For major logistics and material handling operations, efficiency is everything.
When a business operates a distribution network on an international scale, every second counts. Every workflow has to be optimized. Every change has to be carefully implemented, or the results can be catastrophic.
In these operations, a functional enterprise resource planning (ERP) solution isn’t just a luxury—it’s a necessity for staying competitive and collecting vital data for important business decisions. ERP software must be highly customizable, powerful, and easy to implement.
That’s a tall order, given that many ERP software packages are built as a one-size-fits-all solution. For companies like Toyota Industries Corporation, major ERPs had a considerable flaw: they couldn’t quickly add new features to adjust to the corporation’s rapidly changing needs.
“In our very ‘aggressive’ market we couldn’t take risks with very big investments,” said Cyril Cottet, IT/IS Manager at Toyota Material Handling, in an interview with Odoo. “We needed very quick return on investments and a traditional ERP was definitely not a good solution for us.”
Odoo’s Advantage Over Other ERP Solutions
Toyota Material Handling in France required an ERP solution, and after evaluating the enterprise-level options on the market, they chose Odoo. Incredibly, they were able to implement the software in only six months.
The big difference between Odoo and other ERPs? Odoo allows third-party app developers to offer new functionality for Odoo users through a growing development community.
Traditional ERPs couldn’t offer this advantage; while some enterprise ERP software suites allow feature development, they’re not open source, so new features are necessarily more limited. More importantly, developing those additional features would take time—something that was in short supply for Toyota Material Handling, as they needed to quickly integrate a new system in order to maintain efficiency at their facilities.
By choosing Odoo, Toyota Material Handling could focus on customizing the ERP’s platform for their business’s unique features. They could supplement Odoo’s core functionality with apps from the community, developing new features on an as-needed basis. Toyota could also integrate Odoo with their legacy systems, dramatically reducing the learning curve for employees.
The result was an ERP that was just as powerful and flexible as a proprietary tool—but since it relied on Odoo, it was much more flexible and much less expensive.
“Now all the orders from bookings to invoicing are linked with our accounting system, with our shipment management system, with our manufacturing system here in France and in Japan,” Cottet said, “…so there has been a lot of integration in just a couple of months.

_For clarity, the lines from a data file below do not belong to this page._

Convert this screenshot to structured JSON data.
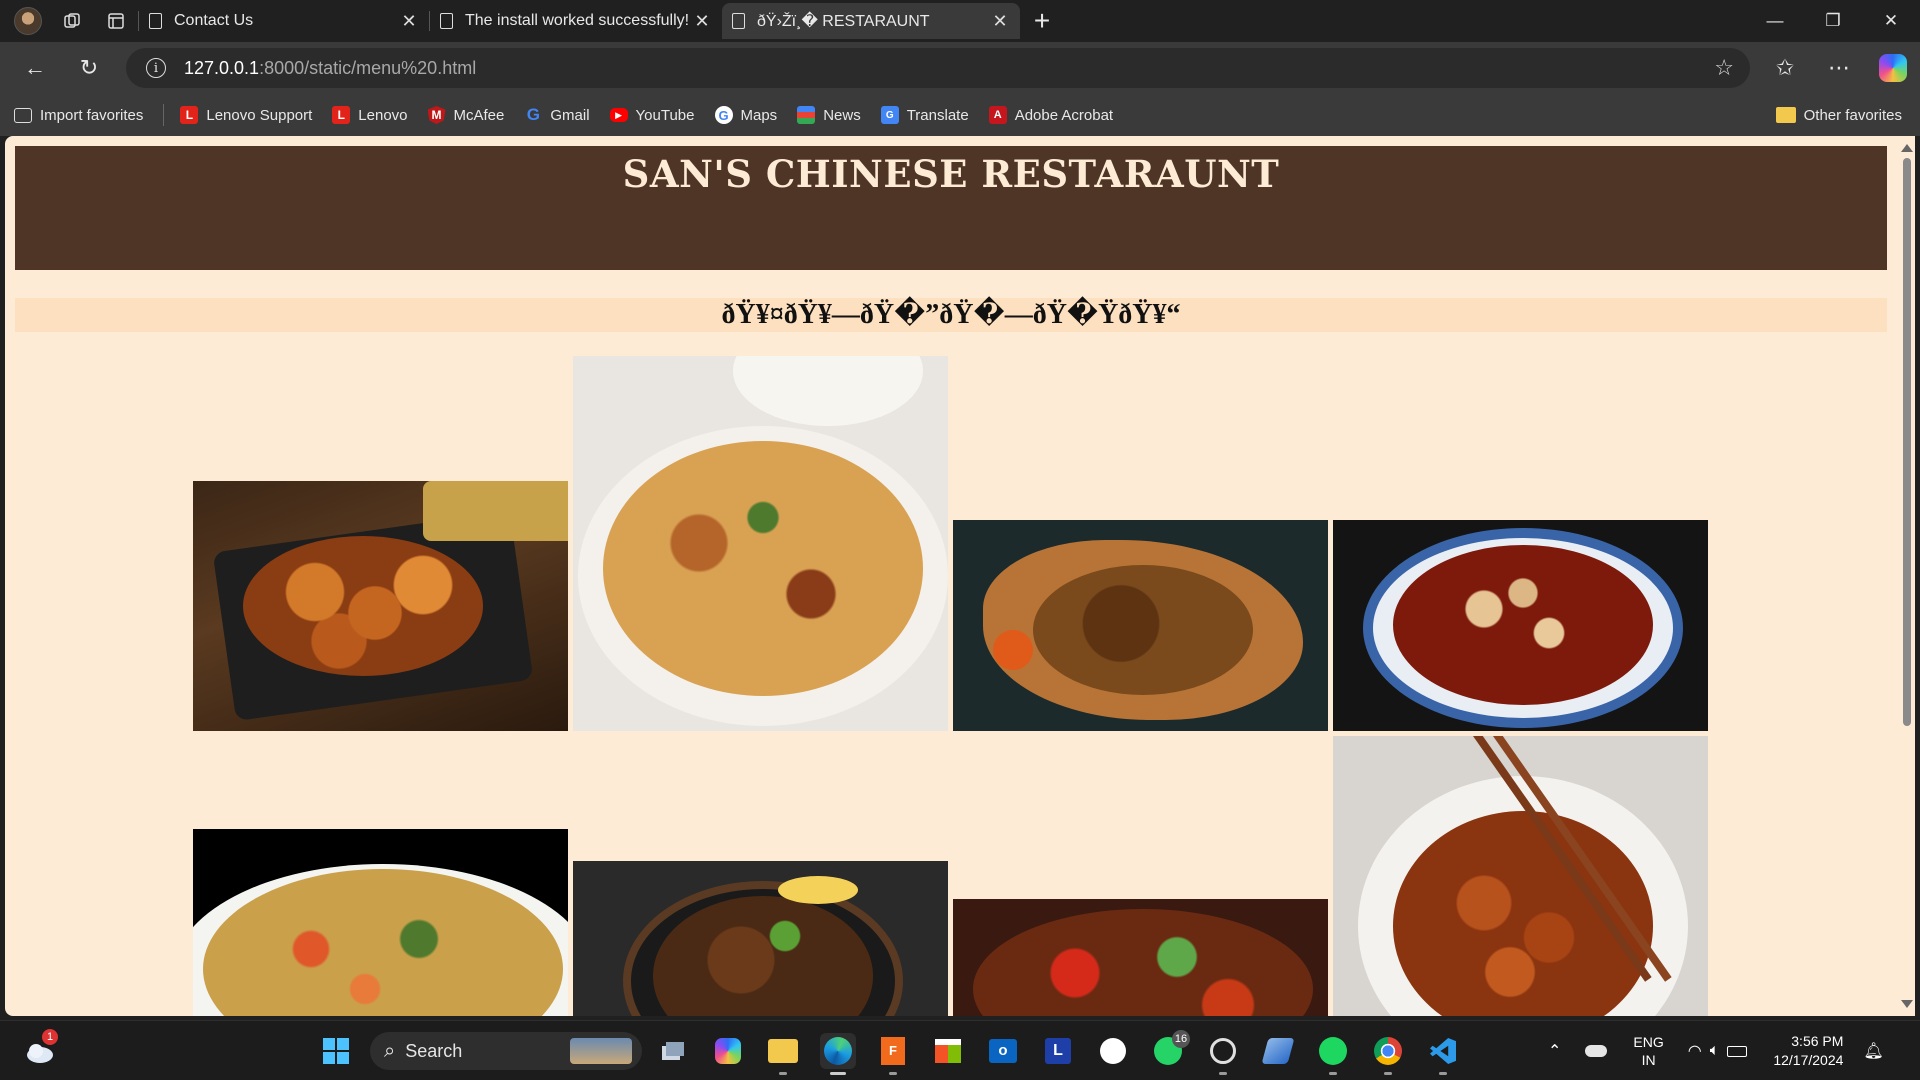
{
  "browser": {
    "tabs": [
      {
        "title": "Contact Us",
        "active": false
      },
      {
        "title": "The install worked successfully! Co",
        "active": false
      },
      {
        "title": "ðŸ›Žï¸� RESTARAUNT",
        "active": true
      }
    ],
    "url_host": "127.0.0.1",
    "url_rest": ":8000/static/menu%20.html",
    "favorites": [
      {
        "label": "Import favorites",
        "icon": "import-icon"
      },
      {
        "label": "Lenovo Support",
        "icon": "lenovo-icon"
      },
      {
        "label": "Lenovo",
        "icon": "lenovo-icon"
      },
      {
        "label": "McAfee",
        "icon": "mcafee-icon"
      },
      {
        "label": "Gmail",
        "icon": "google-icon"
      },
      {
        "label": "YouTube",
        "icon": "youtube-icon"
      },
      {
        "label": "Maps",
        "icon": "google-icon"
      },
      {
        "label": "News",
        "icon": "news-icon"
      },
      {
        "label": "Translate",
        "icon": "translate-icon"
      },
      {
        "label": "Adobe Acrobat",
        "icon": "acrobat-icon"
      }
    ],
    "other_favorites": "Other favorites"
  },
  "page": {
    "title": "SAN'S CHINESE RESTARAUNT",
    "menu_heading": "ðŸ¥¤ðŸ¥—ðŸ�”ðŸ�—ðŸ�ŸðŸ¥“",
    "colors": {
      "header_bg": "#4e3526",
      "page_bg": "#fdebd6",
      "menu_bar_bg": "#fde0bf"
    },
    "dishes": [
      {
        "name": "orange-chicken-dish"
      },
      {
        "name": "biryani-dish"
      },
      {
        "name": "noodles-board-dish"
      },
      {
        "name": "mapo-tofu-dish"
      },
      {
        "name": "veg-hakka-noodles-dish"
      },
      {
        "name": "sizzler-dish"
      },
      {
        "name": "chilli-chicken-dish"
      },
      {
        "name": "sesame-chicken-bowl-dish"
      }
    ]
  },
  "taskbar": {
    "search_label": "Search",
    "whatsapp_badge": "16",
    "weather_badge": "1",
    "lang_top": "ENG",
    "lang_bottom": "IN",
    "time": "3:56 PM",
    "date": "12/17/2024"
  }
}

Between September and end of March, this was done very quickly.”
Ultimately, it was Odoo’s open design that won Toyota Material Handling over. Cottet says that Toyota’s best IT asset is people, and Odoo allows them to use these assets in an optimal manner. There’s also the user experience; Cottet describes the application as “quite ergonomic,” an apt description for Odoo’s intuitive interface.

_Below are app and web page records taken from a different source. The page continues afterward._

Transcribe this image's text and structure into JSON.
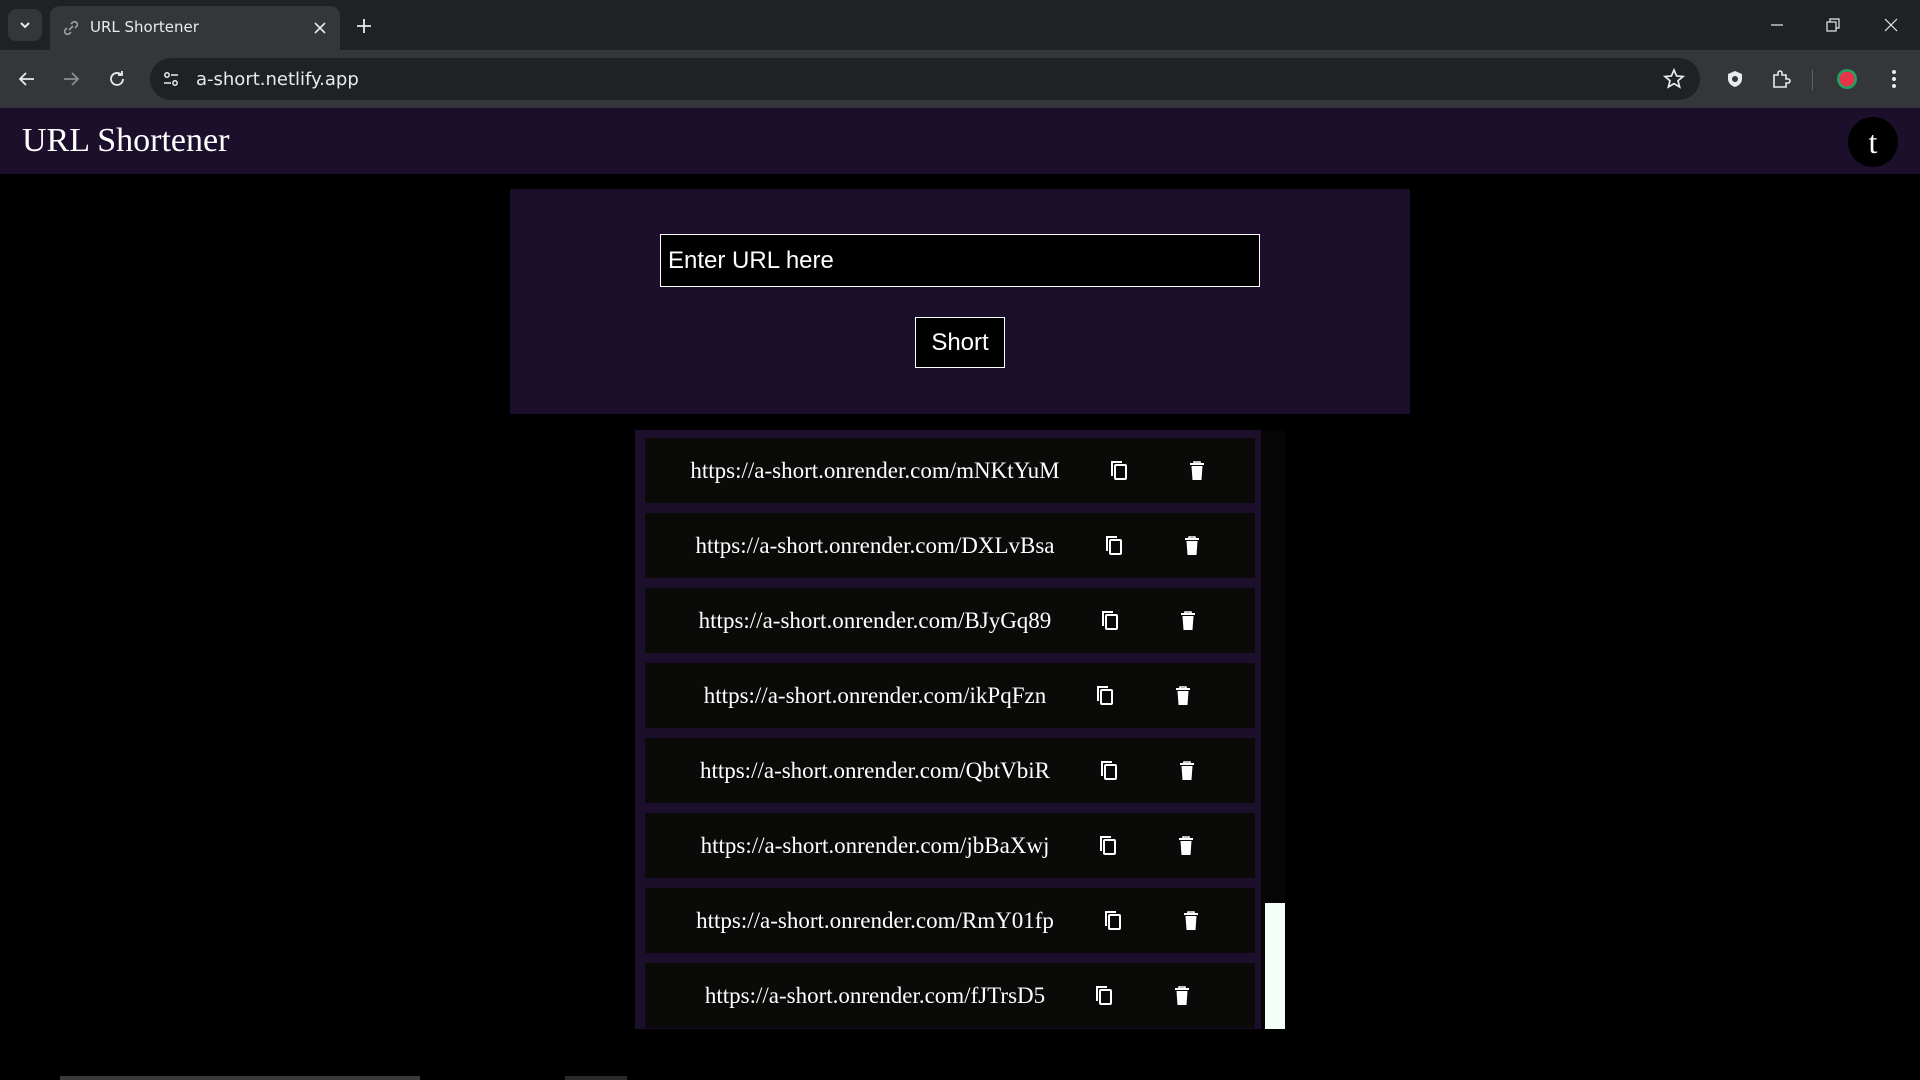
{
  "browser": {
    "tab_title": "URL Shortener",
    "url": "a-short.netlify.app"
  },
  "app": {
    "title": "URL Shortener",
    "avatar_letter": "t",
    "input_placeholder": "Enter URL here",
    "input_value": "",
    "short_button": "Short"
  },
  "links": [
    {
      "url": "https://a-short.onrender.com/mNKtYuM"
    },
    {
      "url": "https://a-short.onrender.com/DXLvBsa"
    },
    {
      "url": "https://a-short.onrender.com/BJyGq89"
    },
    {
      "url": "https://a-short.onrender.com/ikPqFzn"
    },
    {
      "url": "https://a-short.onrender.com/QbtVbiR"
    },
    {
      "url": "https://a-short.onrender.com/jbBaXwj"
    },
    {
      "url": "https://a-short.onrender.com/RmY01fp"
    },
    {
      "url": "https://a-short.onrender.com/fJTrsD5"
    }
  ],
  "icons": {
    "copy": "copy-icon",
    "delete": "trash-icon"
  },
  "colors": {
    "page_bg": "#000000",
    "panel_bg": "#1b0f2b",
    "row_bg": "#0a0a08",
    "text": "#ffffff",
    "scroll_thumb": "#f4fff7"
  }
}
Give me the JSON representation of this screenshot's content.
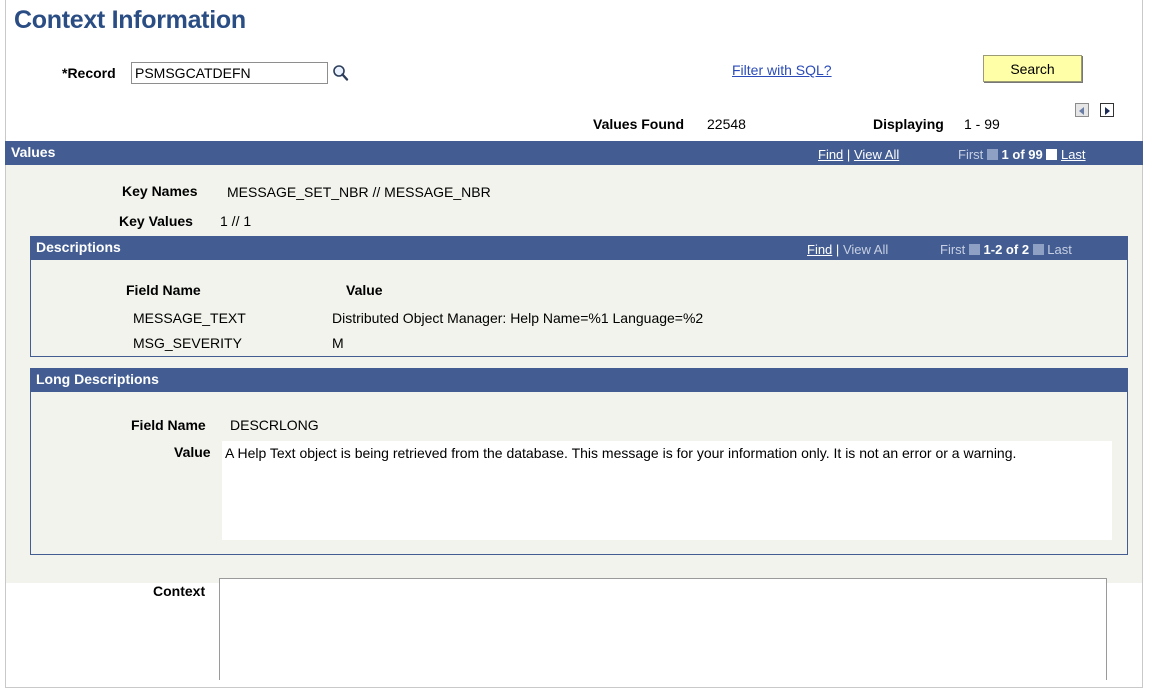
{
  "page": {
    "title": "Context Information"
  },
  "record": {
    "label": "*Record",
    "value": "PSMSGCATDEFN"
  },
  "filter_link": "Filter with SQL?",
  "search_button": "Search",
  "summary": {
    "values_found_label": "Values Found",
    "values_found": "22548",
    "displaying_label": "Displaying",
    "displaying": "1 - 99"
  },
  "values_section": {
    "title": "Values",
    "find": "Find",
    "sep": "|",
    "view_all": "View All",
    "first": "First",
    "count": "1 of 99",
    "last": "Last",
    "key_names_label": "Key Names",
    "key_names": "MESSAGE_SET_NBR // MESSAGE_NBR",
    "key_values_label": "Key Values",
    "key_values": "1 // 1"
  },
  "descriptions": {
    "title": "Descriptions",
    "find": "Find",
    "sep": "|",
    "view_all": "View All",
    "first": "First",
    "count": "1-2 of 2",
    "last": "Last",
    "col_field": "Field Name",
    "col_value": "Value",
    "rows": [
      {
        "field": "MESSAGE_TEXT",
        "value": "Distributed Object Manager: Help Name=%1 Language=%2"
      },
      {
        "field": "MSG_SEVERITY",
        "value": "M"
      }
    ]
  },
  "long_descriptions": {
    "title": "Long Descriptions",
    "field_label": "Field Name",
    "field": "DESCRLONG",
    "value_label": "Value",
    "value": "A Help Text object is being retrieved from the database. This message is for your information only. It is not an error or a warning."
  },
  "context": {
    "label": "Context",
    "value": ""
  },
  "icons": {
    "lookup": "magnifier-icon",
    "prev": "left-arrow-icon",
    "next": "right-arrow-icon"
  },
  "colors": {
    "bar": "#435d92",
    "title": "#2a4d84",
    "button": "#ffffa8",
    "panel_bg": "#f1f3ec"
  }
}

At Blue Stingray, we know that Odoo’s power is in its flexibility. Large international operations certainly benefit, but so do smaller manufacturers, regardless of industry, workforce size, or other factors.
To get a truly optimized workflow, collect accurate company data, and ensure streamlined communications between different departments, a customized ERP is absolutely essential, and Odoo provides a near-perfect platform for delivering that customization. We recommend checking out Cottet’s full interview for a fascinating look at how Odoo works in large manufacturing applications.